The solution to cognitive dissonance is to adopt the following principle:

It is All About Execution

( I don’t mean capital punishment)

Recently, my wife completed an MBA program, and was awarded a Masters in Business Administration degree. It was a long process for her as she was employed full time. She was diligent, and we were elated at her accomplishment and in attending her “graduation”.

As a small business owner, I was particularly interested in the subjects she was required to complete. I was impressed with the case studies and the projects that her and her student team collaborated on. The business plans, marketing plans were particularly impressive. Quite honestly, I wished I had been able to construct such impressive plans.

One of the reasons she had embarked on the rigorous program was to attain career advancement in her profession. As a Registered Nurse, higher management level positions required advanced degrees, so she reasoned that if she was to attain a “mid to senior level” management position she needed an MBA. Upon graduation she took a management position, and was excited about the new challenge.

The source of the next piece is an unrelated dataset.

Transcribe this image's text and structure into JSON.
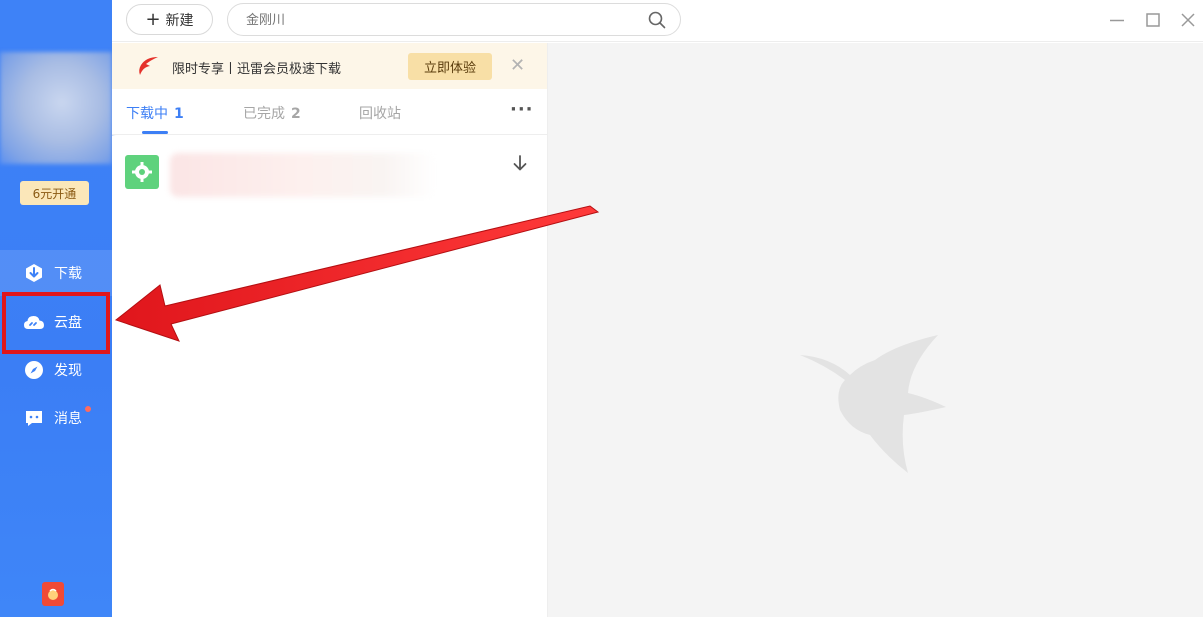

As she oriented in her new position and the months passed by, she found that she actually was not able to put into action many of the things she had learned in her MBA program. Eventually, she became frustrated and stressed to the point where resigned her position, and returned to her previous position at her former hospital.

The point is, that impressive business plans, marketing plans, management theories are great, but don’t have any value unless they are executed. Not only that they are executed, but are executed to a high level of proficiency and consistency. In the “real world” of business, it is superb and consistent execution that makes the difference between success, mediocrity and failure.

I am reminded about the philosophy of the famous football coach, Vince Lombardi. He stressed learning the “basics”, and having a “few plays” that were executed to perfection. Surely, elaborate plans or plays are impressive on paper, but when it comes winning, be it in football or the “game of business” it is all about execution. It may not be glamorous or flashy, but it is what gets the job done.

As a business owner, when you are doing your business plan, marketing plan, and setting your goals, be sure to include proper attention and focus on proper execution. That means that you plan for proper monitoring and follow up on all initiatives. Execution is where the “rubber meets the road”, and that is where it counts. May you “execute your way to business success”